We can put all the Thing-producing operations in an out declaration and all the Thing-consuming operations in a different in declaration and then combine them in a class:

interface OutThings<out Thing>{
    shared formal Thing getThing;
    shared formal Thing makeThing();
interface InThings<in Thing>{
    shared formal void consumeThing(Thing thing);
class BothThings<Thing>()
        satisfies OutThings<Thing> & InThings<Thing> {
    // ...

This trick starts to break down when there's a member which itself has Thing as a result type and parameter type:

Thing transformThing(Thing thing);

We can declare

interface TransformThing<out Output, in Input> {
    shared formal Output transformThing(Input thing);

And then satisfy TransformThing<Thing, Thing>, but this starts to get cumbersome.

Use-site variance

Ceylon has another way of expressing variance: At the place where we apply a type argument list to a type constructor.

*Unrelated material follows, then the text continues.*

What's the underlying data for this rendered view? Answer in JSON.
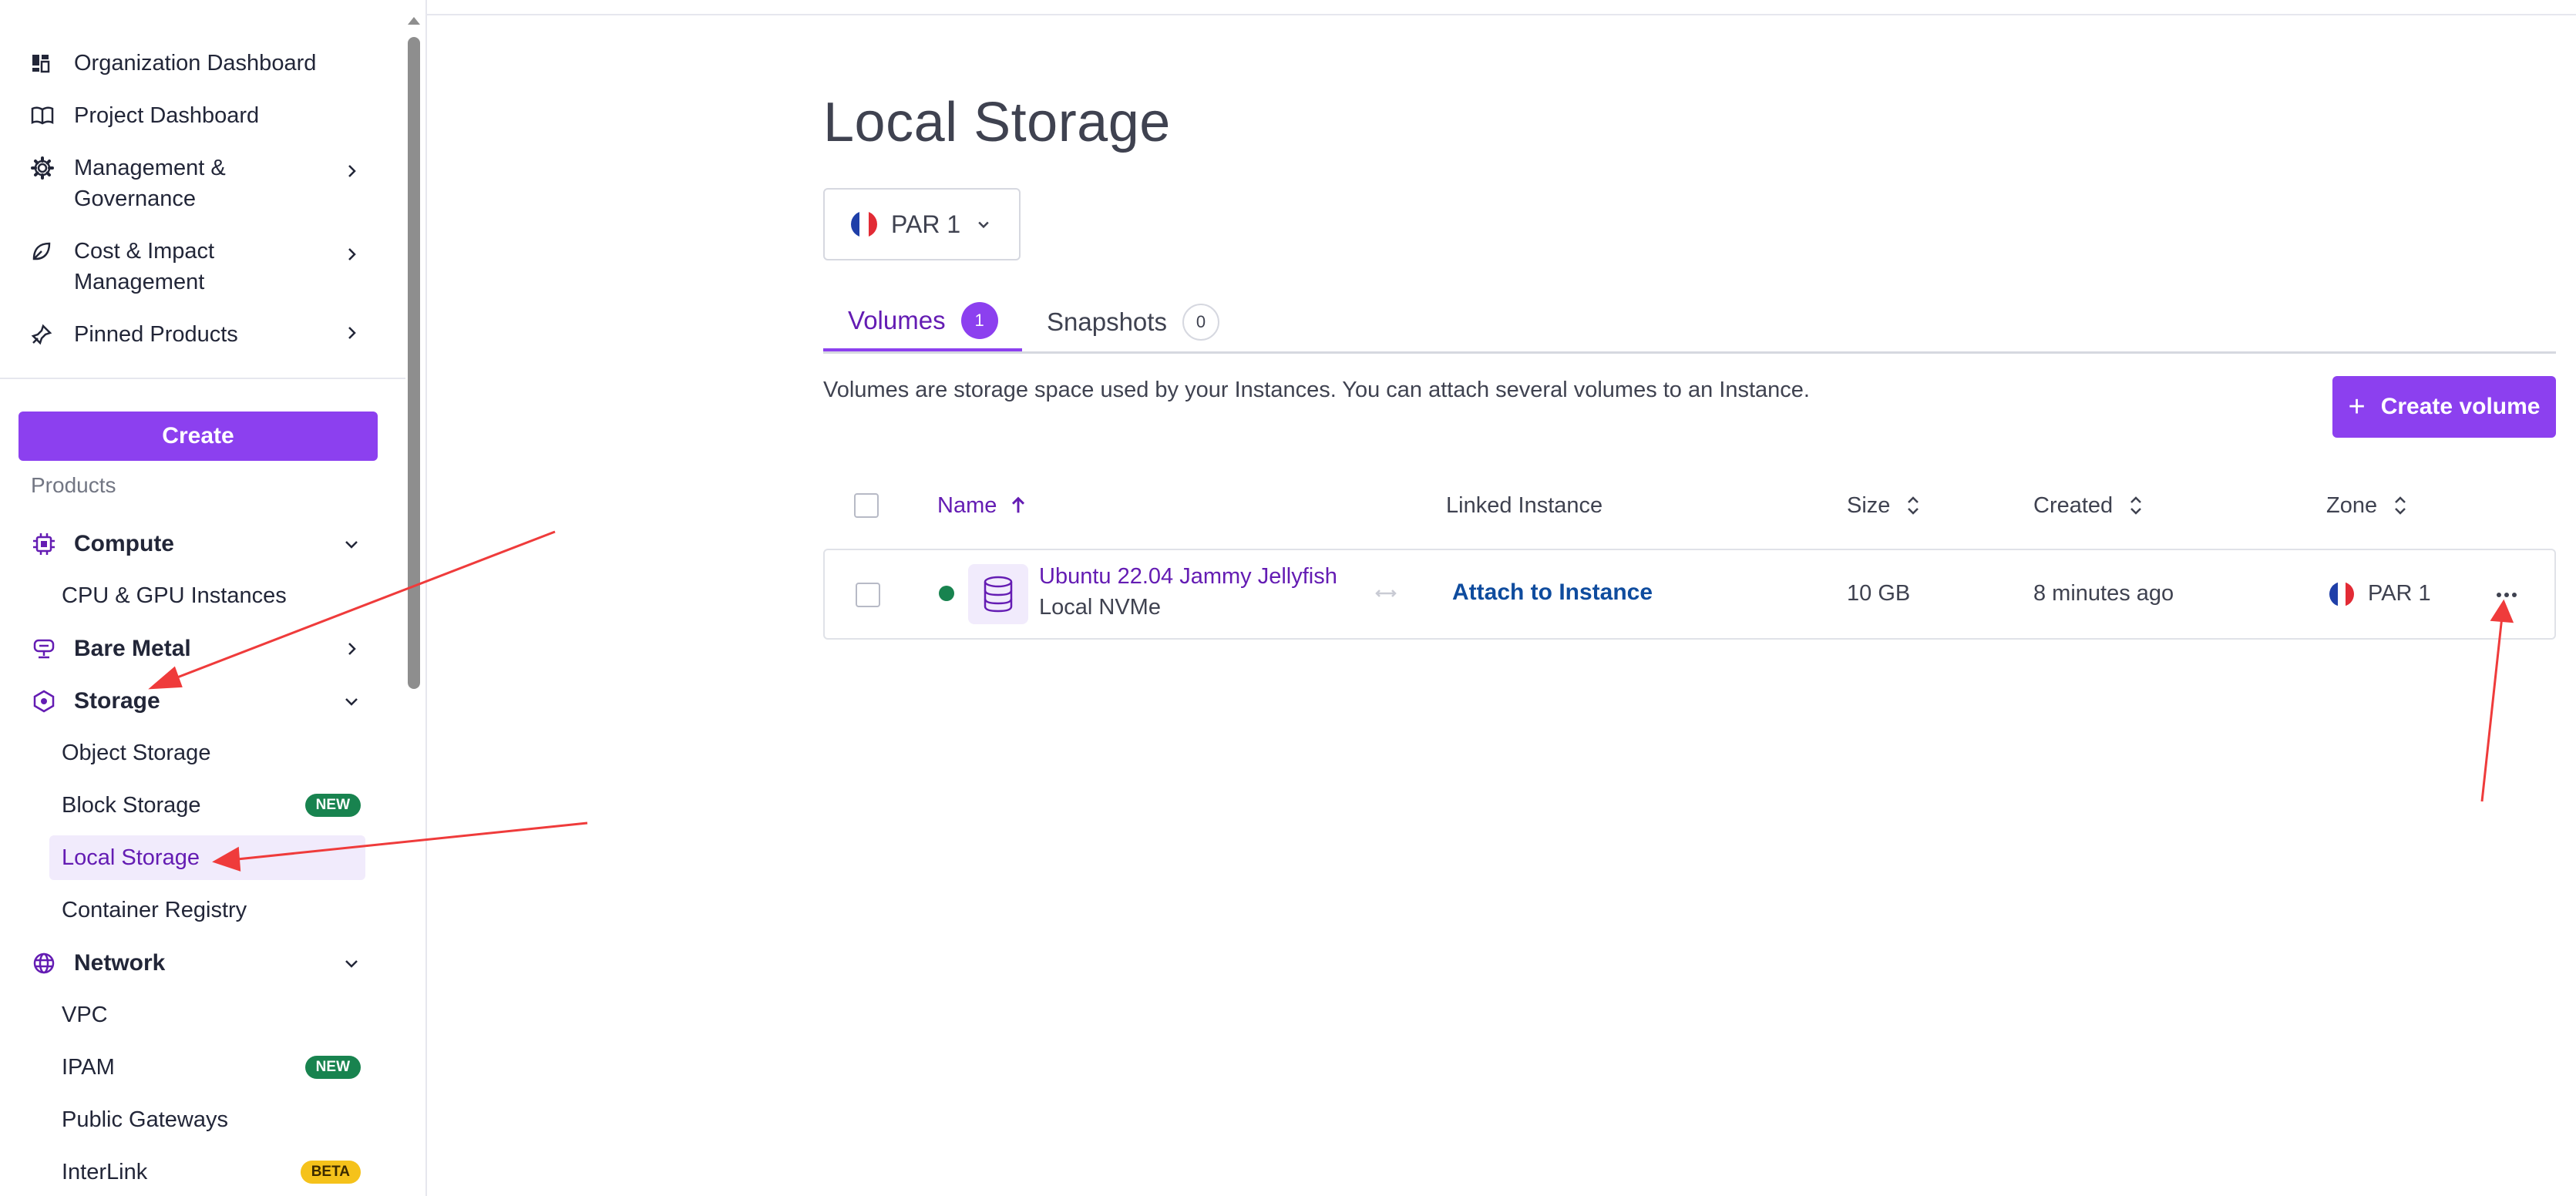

Reusing the invariant declaration Both we can write:

Both<out Mammal>

Every occurence of Thing as a return type in Both then has the type Mammal in Both<out Mamma>, as we might hope.

However, every occurence of Thing as a parameter type in Both has the type Nothing in Both<out Mammal>. We know there are no instances of Nothing, so we can never supply a valid argument to such a parameter. Thus we cannot call those members of Both<out Mammal> which have a Thing-typed parameter.

Similar things happen with

Both<in Mammal>

Those members would return Thing-typed results Both return Anything in Both<in Mammal>: We can obtain a result, but can't do much with it.

Strictly, use-site variance is more powerful than declaration-side variance, but:

  • it's also less intuitive for most people
  • we can end up constructing some extremely complicated type expressions.

An example of such an "extremely complicated type expression" is the type of the partition() of List<out Y>. Technically this is

List<in List<in Y out Nothing> out List<in Nothing out Y>>

But Ceylon doesn't actually support in and out type arguments (each type argument must be just in or just out), because thinking about this stuff is just too hard for most programmers.

So, in general, we avoid using use-site variance in Ceylon.

See also